• [RECORDS PROVIDED]:
Segment Open
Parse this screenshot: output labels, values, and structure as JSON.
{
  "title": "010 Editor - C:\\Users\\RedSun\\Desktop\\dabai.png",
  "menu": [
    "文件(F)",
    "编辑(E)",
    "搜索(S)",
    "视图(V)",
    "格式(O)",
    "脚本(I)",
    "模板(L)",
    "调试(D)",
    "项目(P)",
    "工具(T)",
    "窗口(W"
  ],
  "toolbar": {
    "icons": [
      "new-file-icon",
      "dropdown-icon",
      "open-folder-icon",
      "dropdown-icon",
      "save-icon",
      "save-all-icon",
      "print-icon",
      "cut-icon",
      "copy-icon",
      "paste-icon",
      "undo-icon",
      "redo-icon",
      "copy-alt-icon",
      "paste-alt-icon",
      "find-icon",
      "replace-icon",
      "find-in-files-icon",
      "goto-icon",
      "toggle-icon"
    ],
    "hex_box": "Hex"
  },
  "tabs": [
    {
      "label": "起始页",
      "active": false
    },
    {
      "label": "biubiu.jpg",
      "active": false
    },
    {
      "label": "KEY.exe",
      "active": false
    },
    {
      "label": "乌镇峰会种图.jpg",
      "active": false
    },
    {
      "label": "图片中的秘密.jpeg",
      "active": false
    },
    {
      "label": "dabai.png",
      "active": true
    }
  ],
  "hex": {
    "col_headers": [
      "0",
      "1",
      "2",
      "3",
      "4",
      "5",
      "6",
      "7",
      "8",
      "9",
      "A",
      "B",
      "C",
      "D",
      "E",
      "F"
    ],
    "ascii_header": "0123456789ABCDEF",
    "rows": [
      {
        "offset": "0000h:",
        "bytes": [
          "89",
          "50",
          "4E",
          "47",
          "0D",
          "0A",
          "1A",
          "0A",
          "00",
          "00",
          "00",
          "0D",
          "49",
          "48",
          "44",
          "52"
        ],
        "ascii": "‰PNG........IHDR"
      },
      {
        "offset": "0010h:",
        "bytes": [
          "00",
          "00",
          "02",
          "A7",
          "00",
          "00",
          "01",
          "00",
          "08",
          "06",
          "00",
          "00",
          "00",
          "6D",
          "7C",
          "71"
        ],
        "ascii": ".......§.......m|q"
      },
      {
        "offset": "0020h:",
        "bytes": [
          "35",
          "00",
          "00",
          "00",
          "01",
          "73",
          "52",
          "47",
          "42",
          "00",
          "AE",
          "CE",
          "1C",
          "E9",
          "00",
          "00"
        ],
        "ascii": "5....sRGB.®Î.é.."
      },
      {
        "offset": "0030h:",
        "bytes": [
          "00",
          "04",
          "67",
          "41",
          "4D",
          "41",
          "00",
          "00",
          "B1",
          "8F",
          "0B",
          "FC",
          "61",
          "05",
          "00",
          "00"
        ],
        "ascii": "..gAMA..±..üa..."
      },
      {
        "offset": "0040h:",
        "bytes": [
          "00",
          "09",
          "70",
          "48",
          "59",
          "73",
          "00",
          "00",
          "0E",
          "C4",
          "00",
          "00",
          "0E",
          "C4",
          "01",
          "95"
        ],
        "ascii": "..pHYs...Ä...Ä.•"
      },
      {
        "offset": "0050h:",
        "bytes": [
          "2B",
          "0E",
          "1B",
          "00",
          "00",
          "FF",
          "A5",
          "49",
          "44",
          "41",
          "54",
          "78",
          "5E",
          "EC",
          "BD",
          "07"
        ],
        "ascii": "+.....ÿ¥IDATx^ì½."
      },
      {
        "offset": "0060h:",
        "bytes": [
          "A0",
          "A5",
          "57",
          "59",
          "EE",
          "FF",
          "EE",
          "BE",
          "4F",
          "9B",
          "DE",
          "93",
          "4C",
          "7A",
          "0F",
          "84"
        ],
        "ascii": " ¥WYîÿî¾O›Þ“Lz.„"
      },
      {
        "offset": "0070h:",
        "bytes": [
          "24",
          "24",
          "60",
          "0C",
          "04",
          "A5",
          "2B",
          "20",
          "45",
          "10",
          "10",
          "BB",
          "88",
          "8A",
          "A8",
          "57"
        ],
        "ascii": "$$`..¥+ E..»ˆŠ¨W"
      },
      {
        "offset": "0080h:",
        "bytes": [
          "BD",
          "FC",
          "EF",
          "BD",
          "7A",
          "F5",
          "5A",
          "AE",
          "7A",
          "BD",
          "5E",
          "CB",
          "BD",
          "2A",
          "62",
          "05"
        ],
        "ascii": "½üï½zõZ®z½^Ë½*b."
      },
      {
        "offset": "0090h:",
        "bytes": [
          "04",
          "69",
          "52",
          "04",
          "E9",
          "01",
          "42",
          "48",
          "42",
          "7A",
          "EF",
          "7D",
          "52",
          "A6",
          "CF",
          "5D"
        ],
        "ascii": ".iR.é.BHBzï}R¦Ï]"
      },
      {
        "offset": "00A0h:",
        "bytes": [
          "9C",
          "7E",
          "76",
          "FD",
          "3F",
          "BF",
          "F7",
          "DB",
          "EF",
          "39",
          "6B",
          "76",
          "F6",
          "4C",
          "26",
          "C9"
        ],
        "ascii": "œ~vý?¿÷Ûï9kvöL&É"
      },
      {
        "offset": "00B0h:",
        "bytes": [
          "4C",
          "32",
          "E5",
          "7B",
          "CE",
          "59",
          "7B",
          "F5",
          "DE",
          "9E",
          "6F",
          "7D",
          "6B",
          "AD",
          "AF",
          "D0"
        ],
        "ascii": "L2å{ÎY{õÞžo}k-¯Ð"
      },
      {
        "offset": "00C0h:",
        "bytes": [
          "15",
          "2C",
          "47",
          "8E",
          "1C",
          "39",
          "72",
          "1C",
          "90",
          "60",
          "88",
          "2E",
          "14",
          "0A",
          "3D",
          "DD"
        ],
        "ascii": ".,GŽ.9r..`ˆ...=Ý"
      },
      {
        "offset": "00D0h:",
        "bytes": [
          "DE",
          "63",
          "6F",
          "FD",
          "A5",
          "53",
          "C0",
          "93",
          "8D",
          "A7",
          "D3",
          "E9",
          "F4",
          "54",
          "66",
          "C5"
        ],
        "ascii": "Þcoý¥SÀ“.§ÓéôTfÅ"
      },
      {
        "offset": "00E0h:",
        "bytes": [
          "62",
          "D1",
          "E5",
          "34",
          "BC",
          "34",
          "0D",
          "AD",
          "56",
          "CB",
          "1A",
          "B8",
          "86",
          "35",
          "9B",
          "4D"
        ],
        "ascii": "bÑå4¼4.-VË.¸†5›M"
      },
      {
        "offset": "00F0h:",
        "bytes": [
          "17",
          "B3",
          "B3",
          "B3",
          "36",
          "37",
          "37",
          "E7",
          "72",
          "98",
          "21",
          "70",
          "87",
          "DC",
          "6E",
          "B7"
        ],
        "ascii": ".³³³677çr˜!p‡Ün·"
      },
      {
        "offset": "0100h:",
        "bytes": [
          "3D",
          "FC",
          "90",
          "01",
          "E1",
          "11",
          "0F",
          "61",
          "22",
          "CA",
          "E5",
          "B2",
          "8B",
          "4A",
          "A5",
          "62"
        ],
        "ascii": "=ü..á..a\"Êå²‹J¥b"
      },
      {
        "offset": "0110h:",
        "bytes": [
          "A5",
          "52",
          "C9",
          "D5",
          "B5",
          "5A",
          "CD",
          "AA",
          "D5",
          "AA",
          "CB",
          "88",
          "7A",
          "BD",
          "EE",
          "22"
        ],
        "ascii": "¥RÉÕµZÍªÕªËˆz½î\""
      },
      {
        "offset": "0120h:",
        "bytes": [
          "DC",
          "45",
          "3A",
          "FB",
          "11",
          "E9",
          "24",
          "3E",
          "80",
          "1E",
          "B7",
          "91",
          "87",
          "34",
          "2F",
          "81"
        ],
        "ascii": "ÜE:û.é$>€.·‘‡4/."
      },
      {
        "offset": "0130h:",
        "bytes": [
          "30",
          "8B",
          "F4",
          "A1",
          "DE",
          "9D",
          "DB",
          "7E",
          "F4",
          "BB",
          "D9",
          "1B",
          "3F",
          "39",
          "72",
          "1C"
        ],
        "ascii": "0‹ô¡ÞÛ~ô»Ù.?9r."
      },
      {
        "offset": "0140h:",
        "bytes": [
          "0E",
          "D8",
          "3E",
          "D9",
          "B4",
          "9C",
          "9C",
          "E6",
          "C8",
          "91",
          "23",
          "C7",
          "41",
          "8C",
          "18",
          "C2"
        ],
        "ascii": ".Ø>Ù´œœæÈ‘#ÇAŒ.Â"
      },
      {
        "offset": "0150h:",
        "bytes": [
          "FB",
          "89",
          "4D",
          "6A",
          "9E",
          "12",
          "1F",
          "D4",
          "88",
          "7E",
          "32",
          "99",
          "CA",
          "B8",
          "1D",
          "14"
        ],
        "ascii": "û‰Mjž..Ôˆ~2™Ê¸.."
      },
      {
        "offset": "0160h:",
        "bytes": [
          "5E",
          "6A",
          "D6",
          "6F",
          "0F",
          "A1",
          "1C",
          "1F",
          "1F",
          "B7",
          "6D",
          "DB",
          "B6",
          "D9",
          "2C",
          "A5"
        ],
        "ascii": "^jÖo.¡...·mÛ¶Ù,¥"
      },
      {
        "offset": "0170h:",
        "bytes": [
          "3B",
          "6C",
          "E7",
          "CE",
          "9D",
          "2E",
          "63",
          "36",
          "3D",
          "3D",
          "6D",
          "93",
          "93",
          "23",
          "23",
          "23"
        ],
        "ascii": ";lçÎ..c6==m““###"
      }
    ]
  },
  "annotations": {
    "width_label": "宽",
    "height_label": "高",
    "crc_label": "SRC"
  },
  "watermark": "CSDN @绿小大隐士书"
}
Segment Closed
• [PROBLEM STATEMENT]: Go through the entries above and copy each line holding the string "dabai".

• [RESPONSE BELOW]:
  "title": "010 Editor - C:\\Users\\RedSun\\Desktop\\dabai.png",
      "label": "dabai.png",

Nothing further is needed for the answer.